Preemies benefit from hearing mother’s voice
It appears that premature babies benefit greatly when they hear their mother’s voice, especially while still in the hospital.
Researchers have shown that preemies in the neonatal intensive care unit may experience more cognitive development the more their mothers interact with them. That’s compared with infants who only hear the everyday noises of an ICU.
"Data already existed that proved that the fetus hears their mother’s voice during pregnancy. Work conducted at the University of Florida in the 1990s showed that sound is transmitted across the womb to the fetus and stimulates the auditory centers. Prematurity interrupts this normal developmental stimulus, especially if the baby is isolated away from the mother and exposed only to mechanical sounds and alarms," David Burchfield, MD, Chief of the Division of Neonatology, said.
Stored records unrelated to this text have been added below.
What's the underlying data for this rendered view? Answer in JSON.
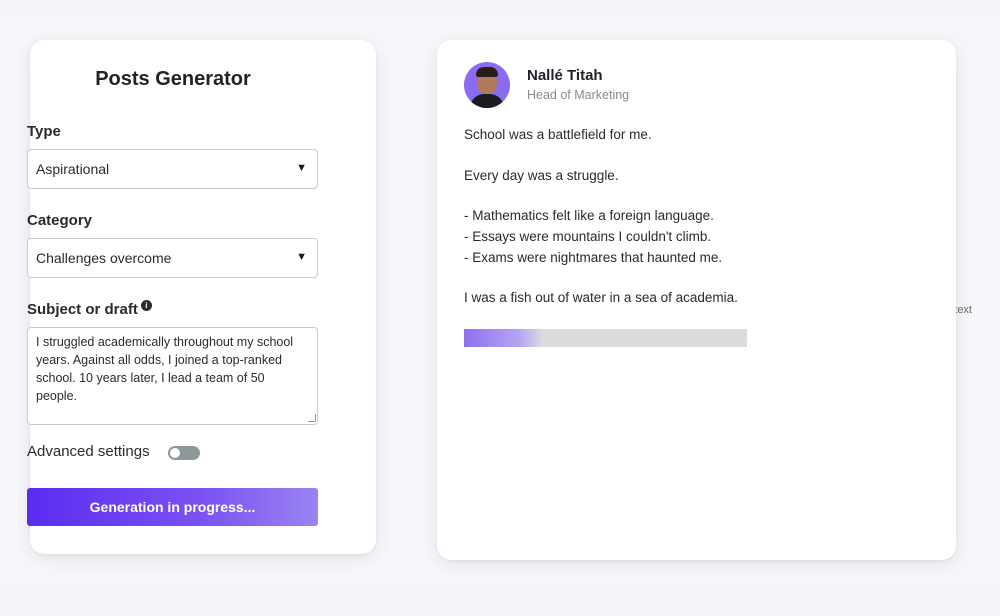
{
  "generator": {
    "title": "Posts Generator",
    "type_label": "Type",
    "type_value": "Aspirational",
    "category_label": "Category",
    "category_value": "Challenges overcome",
    "subject_label": "Subject or draft",
    "delete_text": "Delete text",
    "draft_text": "I struggled academically throughout my school years. Against all odds, I joined a top-ranked school. 10 years later, I lead a team of 50 people.",
    "advanced_label": "Advanced settings",
    "advanced_enabled": false,
    "button_label": "Generation in progress...",
    "icons": [
      "info-icon",
      "trash-icon",
      "dropdown-caret-icon"
    ]
  },
  "post": {
    "author_name": "Nallé Titah",
    "author_role": "Head of Marketing",
    "lines": [
      "School was a battlefield for me.",
      "Every day was a struggle.",
      "- Mathematics felt like a foreign language.",
      "- Essays were mountains I couldn't climb.",
      "- Exams were nightmares that haunted me.",
      "I was a fish out of water in a sea of academia."
    ],
    "progress_fraction": 0.28
  },
  "colors": {
    "accent": "#5b2cf0",
    "accent_light": "#9a83f2",
    "background": "#f4f4fa",
    "toggle_off": "#8d989b"
  }
}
Premature babies often experience developmental problems tied to hearing and language. So the researchers sought to find out how they’re affected by the time spent in an incubator instead of inside their mother’s womb.
The research team chose a group of preemies born at 25 to 32 weeks gestation. About half of the babies were assigned to hear the normal noises of the hospital, while the other half heard the recorded heartbeat and voices of their respective mothers. They listened to those recordings three hours a day for a month.
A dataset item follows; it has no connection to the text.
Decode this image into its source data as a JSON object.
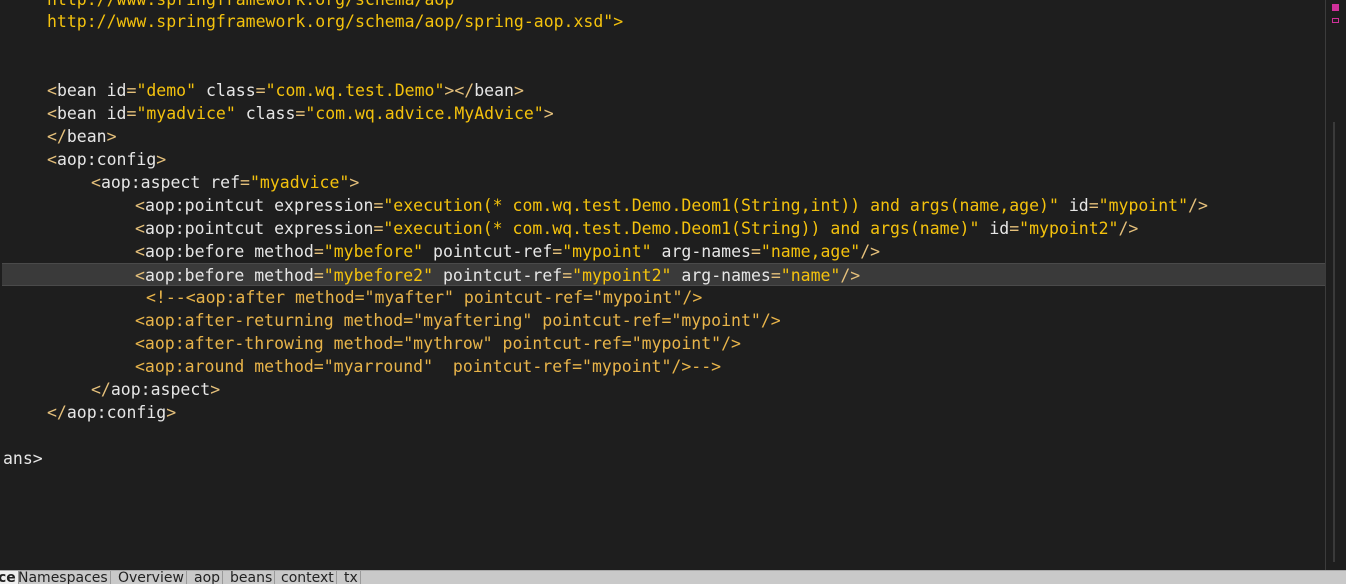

The researchers then used ultrasound scans to assess the babies’ brains. The infants who heard the recordings had larger auditory cortexes. The auditory cortex is the brain’s sound center.
Despite these findings, the study notes that a recording is no substitute for a mother’s actual voice. Also, it’s unknown how much the voices of other people in the hospital might have affected the babies.
Incubators are great tools that help save many young lives in the neonatal intensive care unit. Parents of premature babies sometimes have to wait to hold their babies, but one thing they can do to help when they visit the NICU is to talk and sing to their teeny-tiny ones. It may seem like a small effort to make, but the benefits could be immeasurable.